_WORK INSTRUCTION:_ Search the material below for lines containing the string "size", and copy every one you find.

---

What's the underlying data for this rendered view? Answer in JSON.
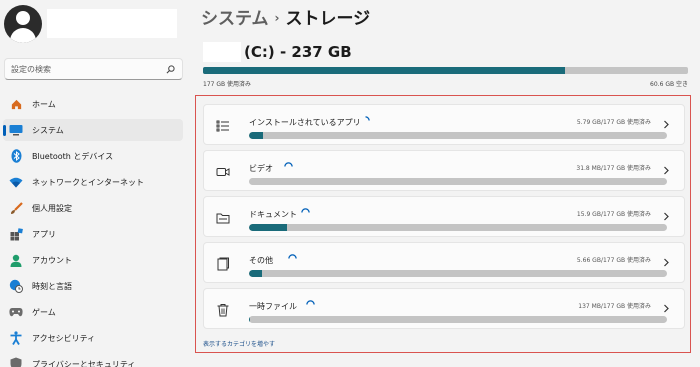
{
  "sidebar": {
    "search_placeholder": "設定の検索",
    "items": [
      {
        "label": "ホーム",
        "icon": "home-icon"
      },
      {
        "label": "システム",
        "icon": "system-icon",
        "active": true
      },
      {
        "label": "Bluetooth とデバイス",
        "icon": "bluetooth-icon"
      },
      {
        "label": "ネットワークとインターネット",
        "icon": "wifi-icon"
      },
      {
        "label": "個人用設定",
        "icon": "brush-icon"
      },
      {
        "label": "アプリ",
        "icon": "apps-icon"
      },
      {
        "label": "アカウント",
        "icon": "account-icon"
      },
      {
        "label": "時刻と言語",
        "icon": "globe-clock-icon"
      },
      {
        "label": "ゲーム",
        "icon": "game-controller-icon"
      },
      {
        "label": "アクセシビリティ",
        "icon": "accessibility-icon"
      },
      {
        "label": "プライバシーとセキュリティ",
        "icon": "shield-icon"
      }
    ]
  },
  "header": {
    "parent": "システム",
    "separator": "›",
    "current": "ストレージ"
  },
  "drive": {
    "title": "(C:) - 237 GB",
    "used_label": "177 GB 使用済み",
    "free_label": "60.6 GB 空き",
    "used_fraction": 0.747
  },
  "categories": [
    {
      "label": "インストールされているアプリ",
      "size": "5.79 GB/177 GB 使用済み",
      "icon": "apps-list-icon",
      "fill_fraction": 0.033
    },
    {
      "label": "ビデオ",
      "size": "31.8 MB/177 GB 使用済み",
      "icon": "video-camera-icon",
      "fill_fraction": 0.0
    },
    {
      "label": "ドキュメント",
      "size": "15.9 GB/177 GB 使用済み",
      "icon": "folder-icon",
      "fill_fraction": 0.09
    },
    {
      "label": "その他",
      "size": "5.66 GB/177 GB 使用済み",
      "icon": "other-files-icon",
      "fill_fraction": 0.032
    },
    {
      "label": "一時ファイル",
      "size": "137 MB/177 GB 使用済み",
      "icon": "trash-icon",
      "fill_fraction": 0.0008
    }
  ],
  "more_link": "表示するカテゴリを増やす",
  "colors": {
    "accent": "#005fb8",
    "bar_fill": "#1a6b7a",
    "bar_track": "#c4c4c4",
    "highlight_border": "#d9534f"
  }
}
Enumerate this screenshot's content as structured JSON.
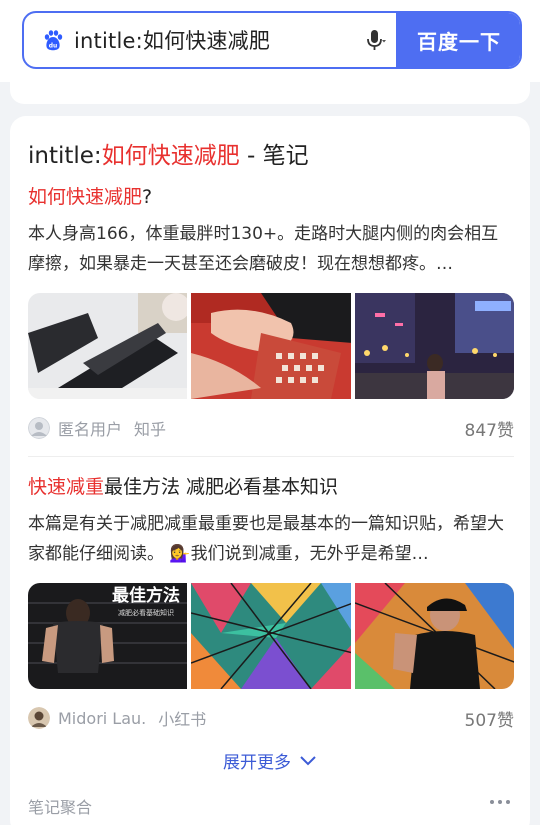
{
  "search": {
    "query": "intitle:如何快速减肥",
    "button_label": "百度一下",
    "logo_text": "du"
  },
  "card": {
    "title_prefix": "intitle:",
    "title_highlight": "如何快速减肥",
    "title_suffix": " - 笔记",
    "results": [
      {
        "title_highlight": "如何快速减肥",
        "title_rest": "?",
        "desc": "本人身高166，体重最胖时130+。走路时大腿内侧的肉会相互摩擦，如果暴走一天甚至还会磨破皮！现在想想都疼。…",
        "author": "匿名用户",
        "source": "知乎",
        "likes": "847赞"
      },
      {
        "title_highlight": "快速减重",
        "title_rest": "最佳方法 减肥必看基本知识",
        "desc": "本篇是有关于减肥减重最重要也是最基本的一篇知识贴，希望大家都能仔细阅读。 💁‍♀️我们说到减重，无外乎是希望…",
        "author": "Midori Lau.",
        "source": "小红书",
        "likes": "507赞",
        "thumb_overlay_title": "最佳方法",
        "thumb_overlay_sub": "减肥必看基础知识"
      }
    ],
    "expand_label": "展开更多",
    "footer_label": "笔记聚合"
  },
  "colors": {
    "accent": "#4e6ef2",
    "highlight": "#e8312f",
    "link": "#3c5bd6"
  }
}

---

_TASK RESULT:_
      "size": "5.79 GB/177 GB 使用済み",
      "size": "31.8 MB/177 GB 使用済み",
      "size": "15.9 GB/177 GB 使用済み",
      "size": "5.66 GB/177 GB 使用済み",
      "size": "137 MB/177 GB 使用済み",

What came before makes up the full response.